Check each line of the material for the string "Profile", then give only how many lines have it.

(Beginning of Supplied data)

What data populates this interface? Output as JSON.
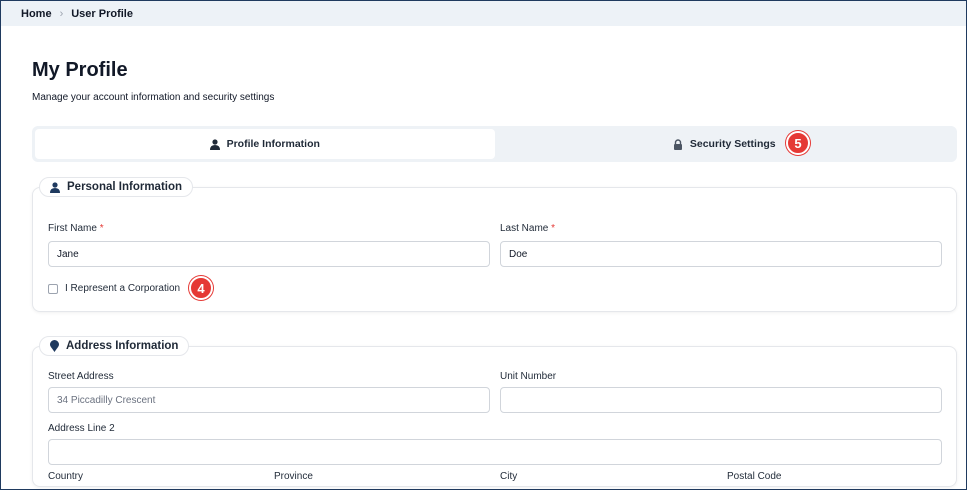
{
  "breadcrumb": {
    "home": "Home",
    "current": "User Profile"
  },
  "page": {
    "title": "My Profile",
    "subtitle": "Manage your account information and security settings"
  },
  "tabs": [
    {
      "label": "Profile Information",
      "icon": "user-icon",
      "active": true
    },
    {
      "label": "Security Settings",
      "icon": "lock-icon",
      "active": false
    }
  ],
  "badges": {
    "security": "5",
    "corporation": "4"
  },
  "personal": {
    "title": "Personal Information",
    "first_name_label": "First Name",
    "first_name": "Jane",
    "last_name_label": "Last Name",
    "last_name": "Doe",
    "required_mark": "*",
    "corporation_label": "I Represent a Corporation",
    "corporation_checked": false
  },
  "address": {
    "title": "Address Information",
    "street_label": "Street Address",
    "street_value": "34 Piccadilly Crescent",
    "unit_label": "Unit Number",
    "unit_value": "",
    "line2_label": "Address Line 2",
    "line2_value": "",
    "country_label": "Country",
    "province_label": "Province",
    "city_label": "City",
    "postal_label": "Postal Code"
  },
  "colors": {
    "badge": "#e53935",
    "frame": "#1f3a5f",
    "breadcrumb_bg": "#edf2f7"
  }
}
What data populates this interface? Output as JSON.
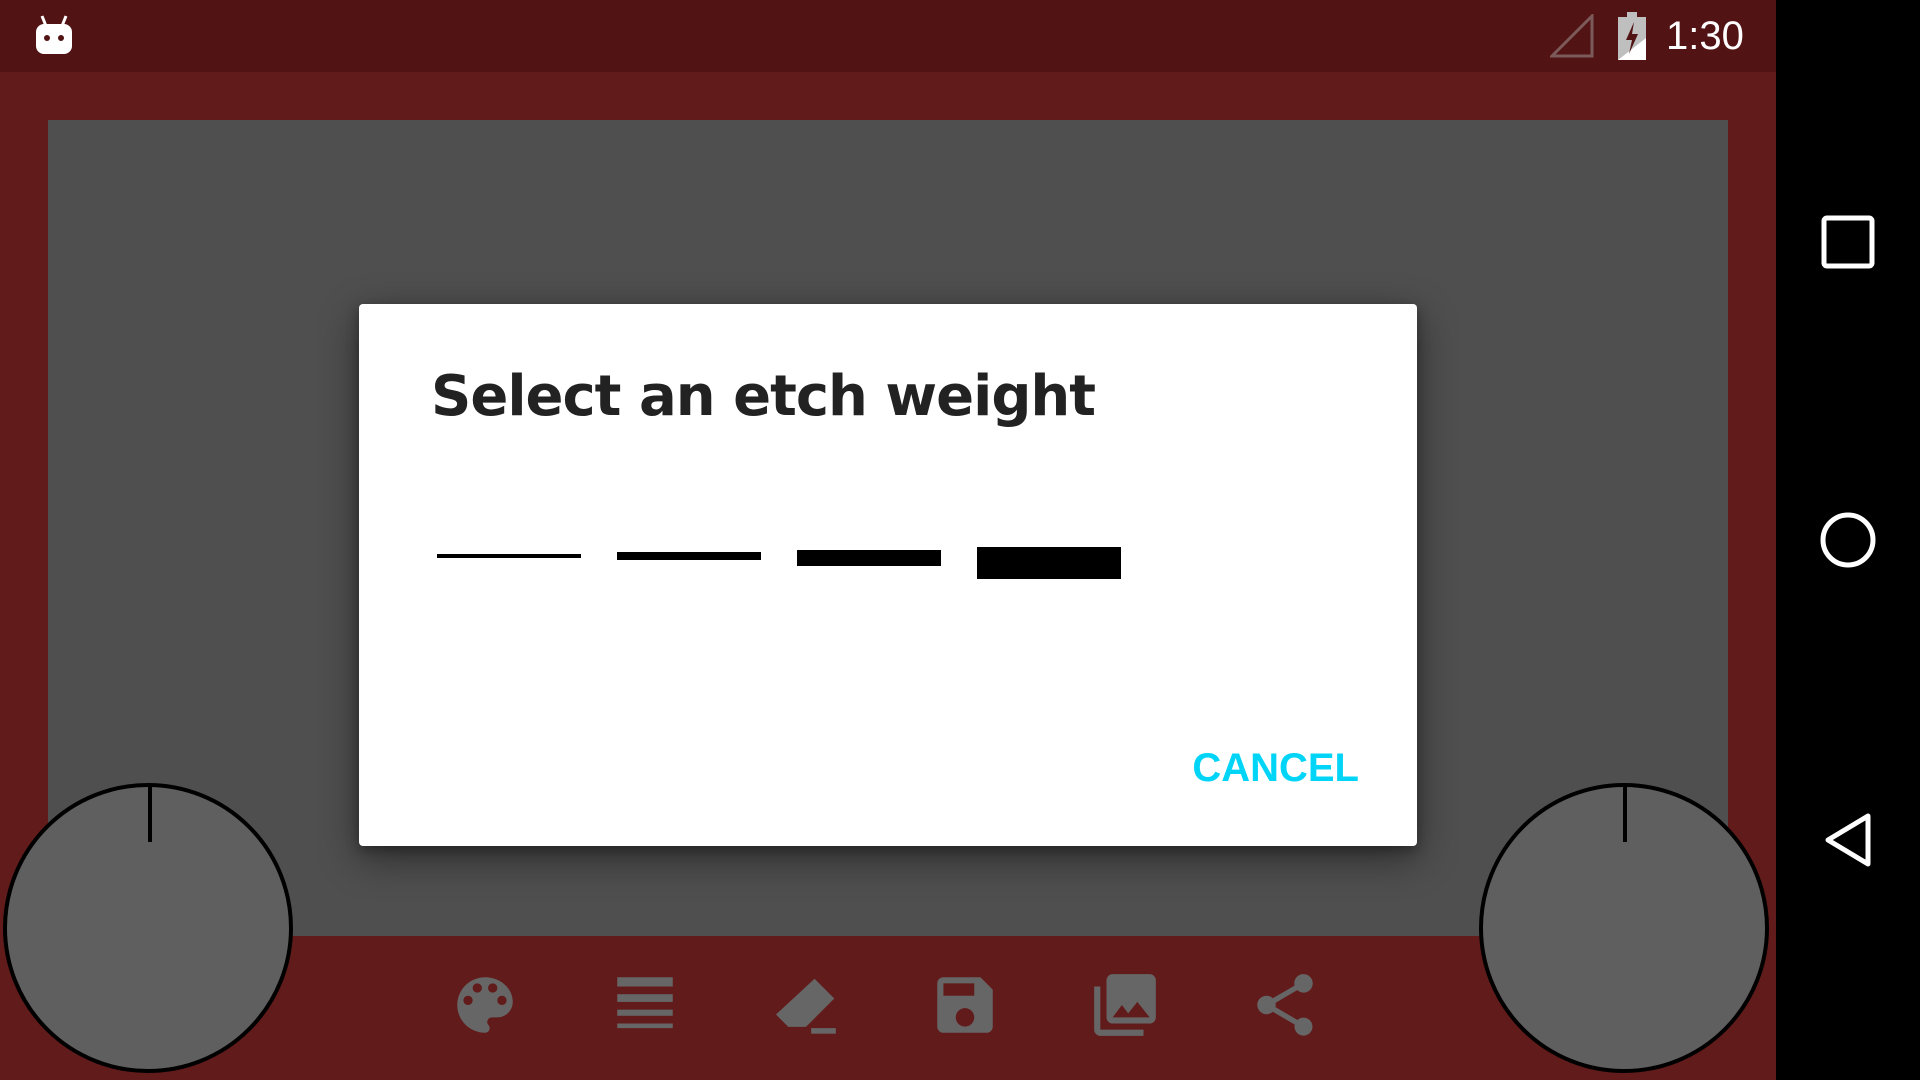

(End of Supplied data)

Answer below:
3